PRLog - Feb. 13, 2013 - HOFFMAN ESTATES, Ill. -- Infiniti of Hoffman Estates (http://www.infinitihoffman.com/
2013 Infiniti G37
While airplanes have been quick to adopt electronic control systems, and have used them out of necessity or convenience for decades, cars still operate with mechanical controls. A drive-by-wire steering system works by using electronic actuators that detect how much the steering wheel is being turned and then passes on that information onto another set of electronic actuators that then moves the wheels accordingly.
There are many benefits to a drive-by-wire system. The steering can instantaneously be adjusted to accommodate low-speed maneuvers or high-speed stability. It can also reduce steering difficulty caused by rough roads and reduce noise in the cabin by eliminating the mechanical link between the steering wheel and the wheels.
In an Infiniti vehicle like the G37 luxury sedan (http://www.infinitihoffman.com/
While automakers have been slow to embrace steer-by-wire technology, it’s bound to happen as vehicles become more sophisticated. The Infiniti technology will include a double-redundant backup system — if for any reason the primary controller fails, there will be two others ready to step in and take over.

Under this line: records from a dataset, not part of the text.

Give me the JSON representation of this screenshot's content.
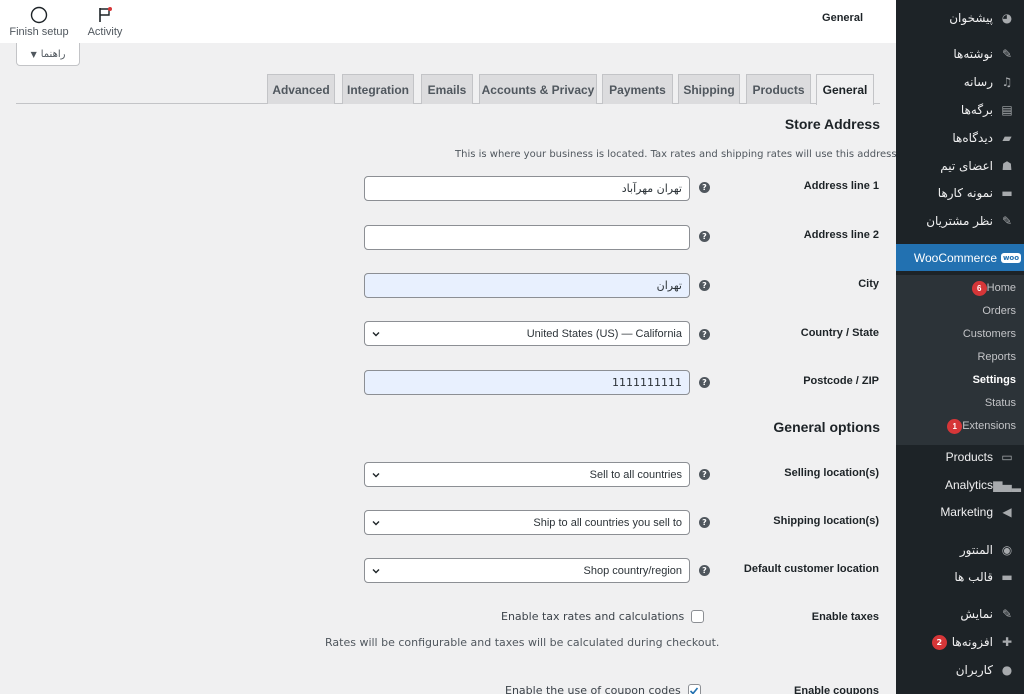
{
  "header": {
    "title": "General",
    "finish_setup_label": "Finish setup",
    "activity_label": "Activity",
    "help_label": "راهنما"
  },
  "tabs": [
    {
      "label": "General",
      "active": true
    },
    {
      "label": "Products"
    },
    {
      "label": "Shipping"
    },
    {
      "label": "Payments"
    },
    {
      "label": "Accounts & Privacy"
    },
    {
      "label": "Emails"
    },
    {
      "label": "Integration"
    },
    {
      "label": "Advanced"
    }
  ],
  "store_address": {
    "heading": "Store Address",
    "description": "This is where your business is located. Tax rates and shipping rates will use this address.",
    "address_line_1_label": "Address line 1",
    "address_line_1_value": "تهران مهرآباد",
    "address_line_2_label": "Address line 2",
    "address_line_2_value": "",
    "city_label": "City",
    "city_value": "تهران",
    "country_label": "Country / State",
    "country_value": "United States (US) — California",
    "postcode_label": "Postcode / ZIP",
    "postcode_value": "1111111111"
  },
  "general_options": {
    "heading": "General options",
    "selling_label": "Selling location(s)",
    "selling_value": "Sell to all countries",
    "shipping_label": "Shipping location(s)",
    "shipping_value": "Ship to all countries you sell to",
    "default_location_label": "Default customer location",
    "default_location_value": "Shop country/region",
    "enable_taxes_label": "Enable taxes",
    "enable_taxes_text": "Enable tax rates and calculations",
    "enable_taxes_checked": false,
    "enable_taxes_desc": "Rates will be configurable and taxes will be calculated during checkout.",
    "enable_coupons_label": "Enable coupons",
    "enable_coupons_text": "Enable the use of coupon codes",
    "enable_coupons_checked": true
  },
  "sidebar": {
    "items": [
      {
        "label": "پیشخوان",
        "icon": "dashboard-icon"
      },
      {
        "label": "نوشته‌ها",
        "icon": "pin-icon"
      },
      {
        "label": "رسانه",
        "icon": "media-icon"
      },
      {
        "label": "برگه‌ها",
        "icon": "page-icon"
      },
      {
        "label": "دیدگاه‌ها",
        "icon": "comment-icon"
      },
      {
        "label": "اعضای تیم",
        "icon": "team-icon"
      },
      {
        "label": "نمونه کارها",
        "icon": "folder-icon"
      },
      {
        "label": "نظر مشتریان",
        "icon": "pin-icon"
      },
      {
        "label": "WooCommerce",
        "icon": "woo-icon",
        "badge": "woo"
      },
      {
        "label": "Products",
        "icon": "products-icon"
      },
      {
        "label": "Analytics",
        "icon": "analytics-icon"
      },
      {
        "label": "Marketing",
        "icon": "megaphone-icon"
      },
      {
        "label": "المنتور",
        "icon": "elementor-icon"
      },
      {
        "label": "قالب ها",
        "icon": "folder-icon"
      },
      {
        "label": "نمایش",
        "icon": "brush-icon"
      },
      {
        "label": "افزونه‌ها",
        "icon": "plugin-icon",
        "count": "2"
      },
      {
        "label": "کاربران",
        "icon": "user-icon"
      }
    ],
    "submenu": [
      {
        "label": "Home",
        "count": "6"
      },
      {
        "label": "Orders"
      },
      {
        "label": "Customers"
      },
      {
        "label": "Reports"
      },
      {
        "label": "Settings",
        "current": true
      },
      {
        "label": "Status"
      },
      {
        "label": "Extensions",
        "count": "1"
      }
    ]
  }
}
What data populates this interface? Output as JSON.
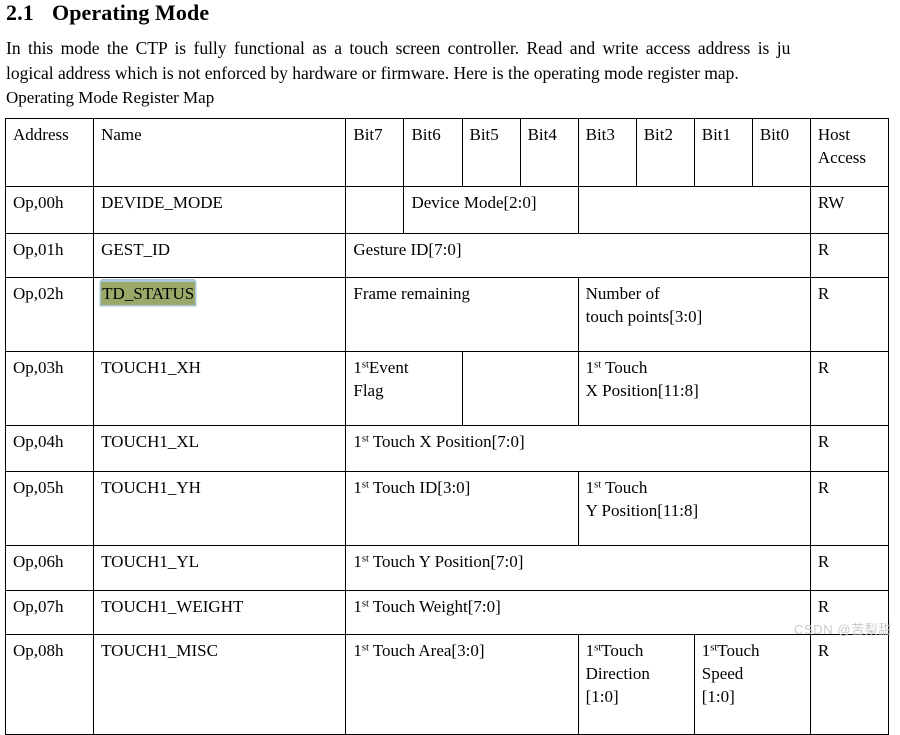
{
  "heading": {
    "number": "2.1",
    "title": "Operating Mode"
  },
  "paragraph": {
    "line1": "In this mode the CTP is fully functional as a touch screen controller. Read and write access address is ju",
    "line2": "logical address which is not enforced by hardware or firmware. Here is the operating mode register map."
  },
  "caption": "Operating Mode Register Map",
  "table": {
    "headers": {
      "address": "Address",
      "name": "Name",
      "bit7": "Bit7",
      "bit6": "Bit6",
      "bit5": "Bit5",
      "bit4": "Bit4",
      "bit3": "Bit3",
      "bit2": "Bit2",
      "bit1": "Bit1",
      "bit0": "Bit0",
      "host_line1": "Host",
      "host_line2": "Access"
    },
    "rows": [
      {
        "address": "Op,00h",
        "name": "DEVIDE_MODE",
        "fields": [
          {
            "text": "",
            "span": 1
          },
          {
            "text": "Device Mode[2:0]",
            "span": 3
          },
          {
            "text": "",
            "span": 4
          }
        ],
        "host": "RW",
        "highlight": false
      },
      {
        "address": "Op,01h",
        "name": "GEST_ID",
        "fields": [
          {
            "text": "Gesture ID[7:0]",
            "span": 8
          }
        ],
        "host": "R",
        "highlight": false
      },
      {
        "address": "Op,02h",
        "name": "TD_STATUS",
        "fields": [
          {
            "text": "Frame remaining",
            "span": 4
          },
          {
            "text": "Number of\ntouch points[3:0]",
            "span": 4
          }
        ],
        "host": "R",
        "highlight": true
      },
      {
        "address": "Op,03h",
        "name": "TOUCH1_XH",
        "fields": [
          {
            "text": "1^stEvent\nFlag",
            "span": 2
          },
          {
            "text": "",
            "span": 2
          },
          {
            "text": "1^st Touch\nX Position[11:8]",
            "span": 4
          }
        ],
        "host": "R",
        "highlight": false
      },
      {
        "address": "Op,04h",
        "name": "TOUCH1_XL",
        "fields": [
          {
            "text": "1^st Touch X Position[7:0]",
            "span": 8
          }
        ],
        "host": "R",
        "highlight": false
      },
      {
        "address": "Op,05h",
        "name": "TOUCH1_YH",
        "fields": [
          {
            "text": "1^st Touch ID[3:0]",
            "span": 4
          },
          {
            "text": "1^st Touch\nY Position[11:8]",
            "span": 4
          }
        ],
        "host": "R",
        "highlight": false
      },
      {
        "address": "Op,06h",
        "name": "TOUCH1_YL",
        "fields": [
          {
            "text": "1^st Touch Y Position[7:0]",
            "span": 8
          }
        ],
        "host": "R",
        "highlight": false
      },
      {
        "address": "Op,07h",
        "name": "TOUCH1_WEIGHT",
        "fields": [
          {
            "text": "1^st Touch Weight[7:0]",
            "span": 8
          }
        ],
        "host": "R",
        "highlight": false
      },
      {
        "address": "Op,08h",
        "name": "TOUCH1_MISC",
        "fields": [
          {
            "text": "1^st Touch Area[3:0]",
            "span": 4
          },
          {
            "text": "1^stTouch\nDirection\n[1:0]",
            "span": 2
          },
          {
            "text": "1^stTouch\nSpeed\n[1:0]",
            "span": 2
          }
        ],
        "host": "R",
        "highlight": false
      }
    ]
  },
  "watermark": "CSDN @苦梨甜",
  "colors": {
    "highlight_fill": "#9aa86a",
    "highlight_border": "#a8c4d8",
    "table_border": "#000000",
    "text": "#000000",
    "watermark": "#c9c9c9"
  }
}
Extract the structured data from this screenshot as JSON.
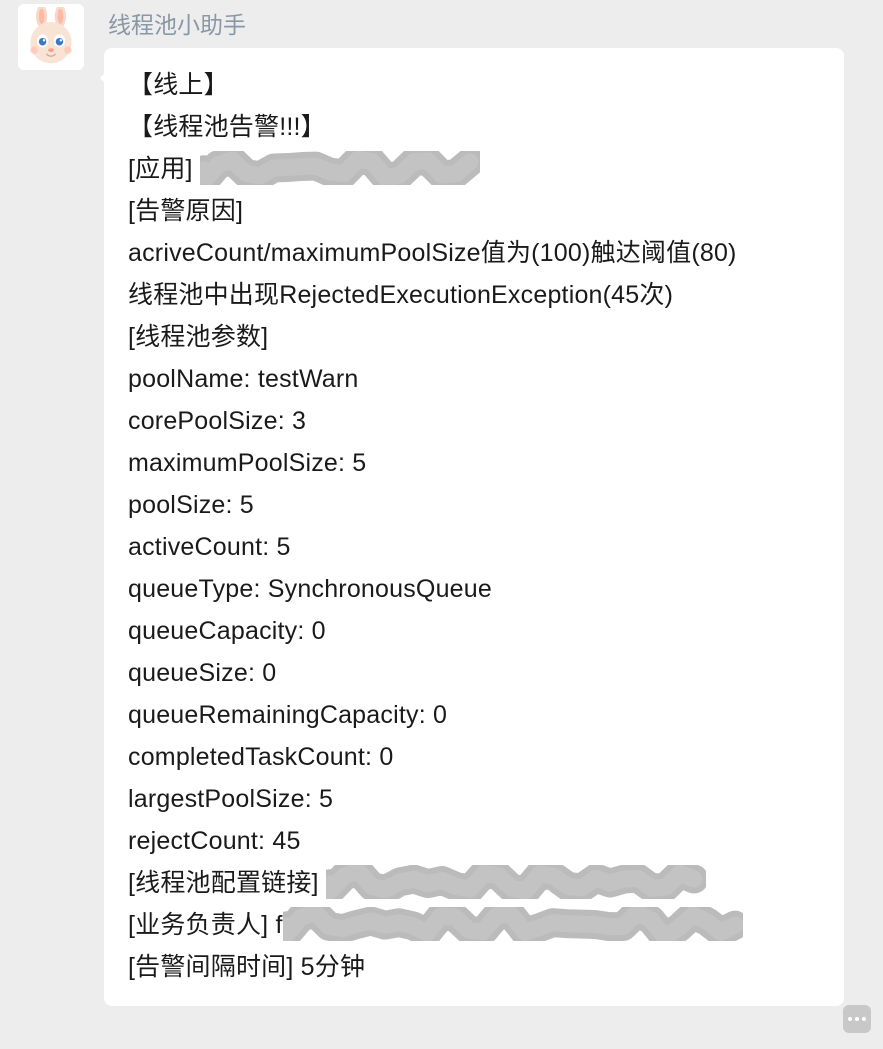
{
  "sender": "线程池小助手",
  "avatar_name": "rabbit-avatar",
  "message": {
    "lines": [
      "【线上】",
      "【线程池告警!!!】",
      "[应用] ",
      "[告警原因]",
      "acriveCount/maximumPoolSize值为(100)触达阈值(80)",
      "线程池中出现RejectedExecutionException(45次)",
      "[线程池参数]",
      "poolName: testWarn",
      "corePoolSize: 3",
      "maximumPoolSize: 5",
      "poolSize: 5",
      "activeCount: 5",
      "queueType: SynchronousQueue",
      "queueCapacity: 0",
      "queueSize: 0",
      "queueRemainingCapacity: 0",
      "completedTaskCount: 0",
      "largestPoolSize: 5",
      "rejectCount: 45",
      "[线程池配置链接] ",
      "[业务负责人] f",
      "[告警间隔时间] 5分钟"
    ],
    "redacted_line_indices": [
      2,
      19,
      20
    ]
  }
}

Infiniti even left the steering column in, just in case, so that if all three controllers fail, traditional steering will engage with a clutch and give the driver control.
While there is no talk to eliminate the steering wheel altogether at this point, it is possible down the road. At some point, a car could easily be controlled by a joystick, a mouse, or even by voice.
Visit Infiniti of Hoffman Estates at 1075 W Golf Road in Hoffman Estates (http://www.infinitihoffman.com/